IoT Projects with Bluetooth Low Energy

Our article on Beacon Proximity and Sensing for the Internet of Things (IoT) provides short summary how to use Bluetooth for IoT.

If you need a more rigorous description take a look at the book IoT Projects with Bluetooth Low Energy. It covers the fundamental aspects of Bluetooth Low Energy scanning, services, and characteristics. It goes on to describe examples of how to monitor health data, perform indoor navigation and use the Raspberry Pi for Bluetooth solutions. The book’s code is also available on GitHub.

View Sensor Beacons

Advertise Eddystone Using node.js

We recently came across node-eddystone-beacon that advertises Eddystone using node.js (Javascript). It works across MacOS, Linux (including Raspberry Pi) and Windows but obviously requires the device to have a Bluetooth adapter.

The open source code advertises Eddystone-URL, Eddystone-UID and Eddystone-TLM. Examples are provided.

Our previous post mentioned node-beacon-scanner that provides for node.js Bluetooth scanning.

OmnIoT SoftHub for Bluetooth Solutions

OmnIoT SoftHub is a way of creating IoT edge applications quickly without any programming. It runs on Raspberry Pi hardware (2, 3, 4, or Zero/W) and detects iBeacon, AltBeacon, and EddyStone beacons ‘out of the box’. The authors have told us they are interested in integrating other Bluetooth sensor types.

The platform allows sending of data to many 3rd party MQTT brokers. It logs data to internal or attached storage and can also decode data into a variety of data formats. Thresholds can be created to cause events, for example, sending alarm emails or SMS messages direct from the platform itself.

It’s free for personal use and one-off company projects. It only needs to be licensed if you are going to re-sell it as part of a solution.

For more information, read the FAQ and explore the YouTube channel.

Node Beacon Scanner

If you are developing using Node, there’s a Node.js module, node-beacon-scanner, that allows you to scan Bluetooth beacon packets and parse the packet data.

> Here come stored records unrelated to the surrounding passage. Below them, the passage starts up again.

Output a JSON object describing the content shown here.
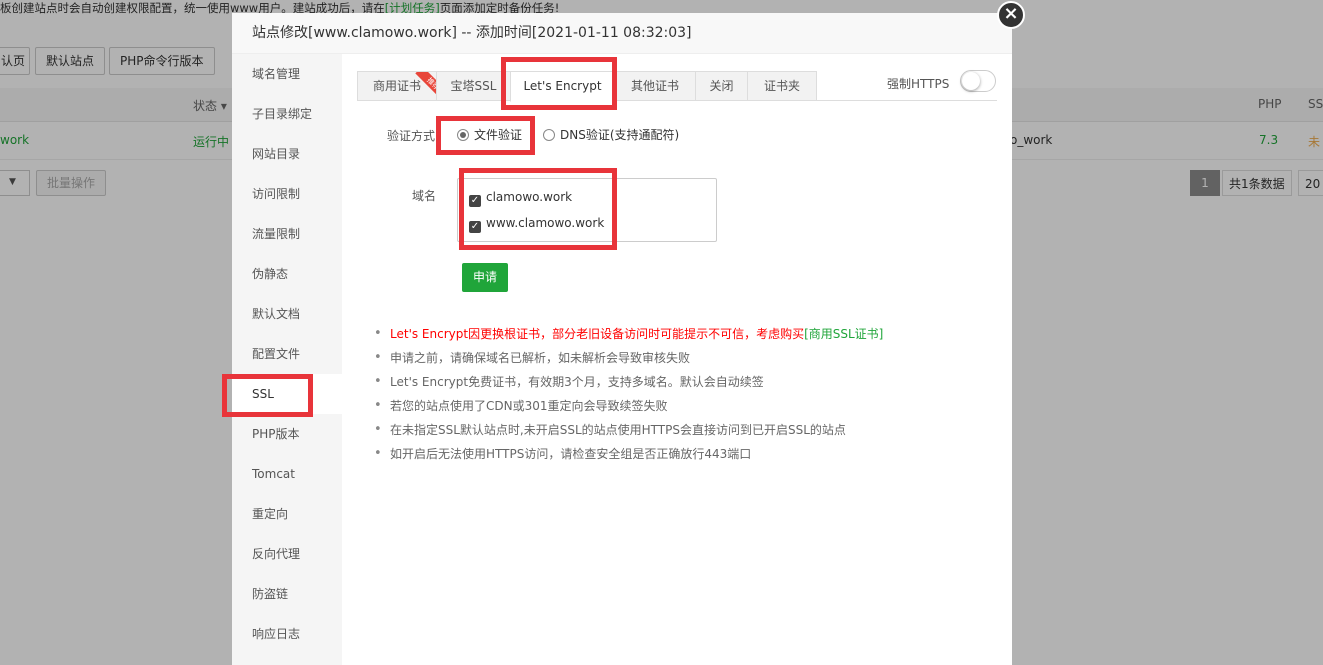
{
  "background": {
    "notice_text": "板创建站点时会自动创建权限配置，统一使用www用户。建站成功后，请在",
    "notice_link": "[计划任务]",
    "notice_tail": "页面添加定时备份任务!",
    "toolbar": [
      "认页",
      "默认站点",
      "PHP命令行版本"
    ],
    "col_status": "状态 ▾",
    "col_php": "PHP",
    "col_ssl": "SS",
    "row_name": "work",
    "row_status": "运行中",
    "row_path": "o_work",
    "row_php": "7.3",
    "row_ssl": "未",
    "batch": "批量操作",
    "page_num": "1",
    "total": "共1条数据",
    "per_page": "20"
  },
  "modal": {
    "title": "站点修改[www.clamowo.work] -- 添加时间[2021-01-11 08:32:03]",
    "close": "×"
  },
  "sidebar": {
    "items": [
      "域名管理",
      "子目录绑定",
      "网站目录",
      "访问限制",
      "流量限制",
      "伪静态",
      "默认文档",
      "配置文件",
      "SSL",
      "PHP版本",
      "Tomcat",
      "重定向",
      "反向代理",
      "防盗链",
      "响应日志"
    ]
  },
  "tabs": [
    "商用证书",
    "宝塔SSL",
    "Let's Encrypt",
    "其他证书",
    "关闭",
    "证书夹"
  ],
  "recommend_badge": "推荐",
  "force_https_label": "强制HTTPS",
  "verify": {
    "label": "验证方式",
    "file": "文件验证",
    "dns": "DNS验证(支持通配符)"
  },
  "domain": {
    "label": "域名",
    "items": [
      "clamowo.work",
      "www.clamowo.work"
    ]
  },
  "apply_label": "申请",
  "notes": {
    "warn_text": "Let's Encrypt因更换根证书，部分老旧设备访问时可能提示不可信，考虑购买",
    "warn_link": "[商用SSL证书]",
    "items": [
      "申请之前，请确保域名已解析，如未解析会导致审核失败",
      "Let's Encrypt免费证书，有效期3个月，支持多域名。默认会自动续签",
      "若您的站点使用了CDN或301重定向会导致续签失败",
      "在未指定SSL默认站点时,未开启SSL的站点使用HTTPS会直接访问到已开启SSL的站点",
      "如开启后无法使用HTTPS访问，请检查安全组是否正确放行443端口"
    ]
  },
  "colors": {
    "accent": "#20a53a",
    "highlight": "#e8343a",
    "warning": "#ff0000"
  }
}
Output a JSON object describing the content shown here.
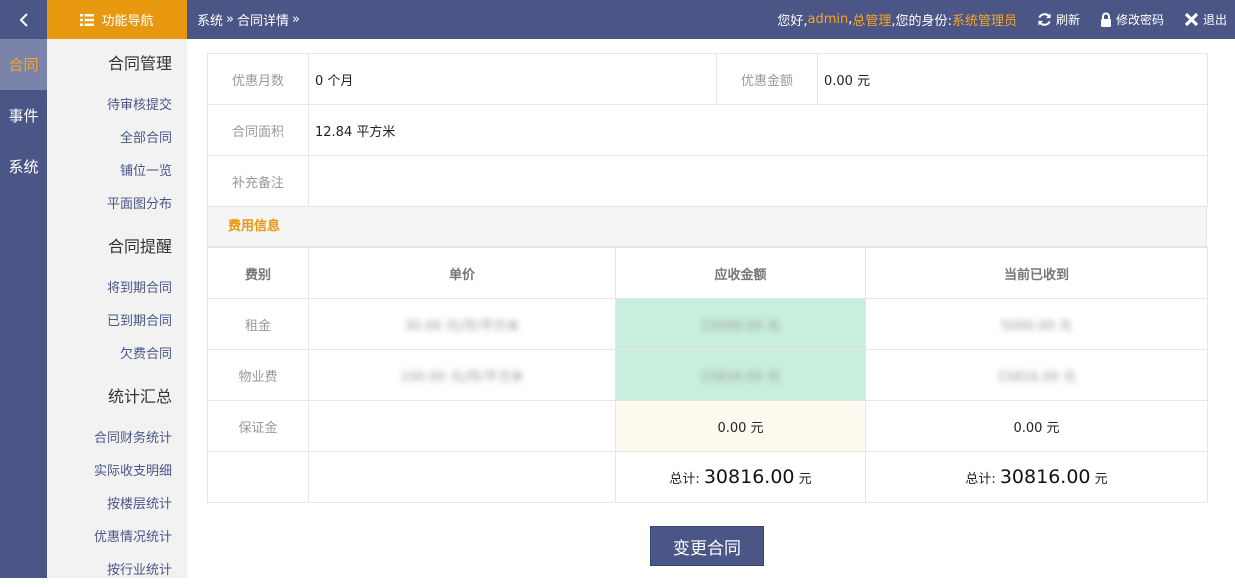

While Node tends to be associated with Linux, servers and hence web sites, Node can also be used on small single board computers such as the Raspberry Pi. Hence, this module provides an easy way to scan for Beacons and other Bluetooth devices.

The module supports iBeacon and Eddystone and outputs the MAC address, local name, transmit power level, RSSI and the iBeacon/Eddystone specific attributes.

Detecting Beacons on Linux Devices

Beacons don’t just work with smartphones. They can work with any other devices that have Bluetoooth LE. This includes Single Board Computers (SBCs) such as the Raspberry Pi 3 and new $10 Pi Zero W that include Bluetooth 4.1.

Pi zero Wireless

If you take a look at our article on Implementation Types, the smartphone app or gateway in each scenario could equally be a SBC.

For sensing and RTLS applications, the SBC can do additional pre-processing to extract and/or filter sensor data. It can also do post processing to aggregate data and/or reformat for specific IoT platforms. Another advantage of a SBC over a gateway is that data can be cached when WiFi or Internet connectivity isn’t available and queued for sending later so that the data isn’t lost.

The starting place for evaluating use of Linux-based SBCs is usually the command line hcitool. This can be used to scan for and connect to beacons and save data to a file. There’s also a script available to scan and decode advertising data.

Implementations usually use the Bluez library that can be programatically accessed via languages such as c, Python and Javascript (node.js).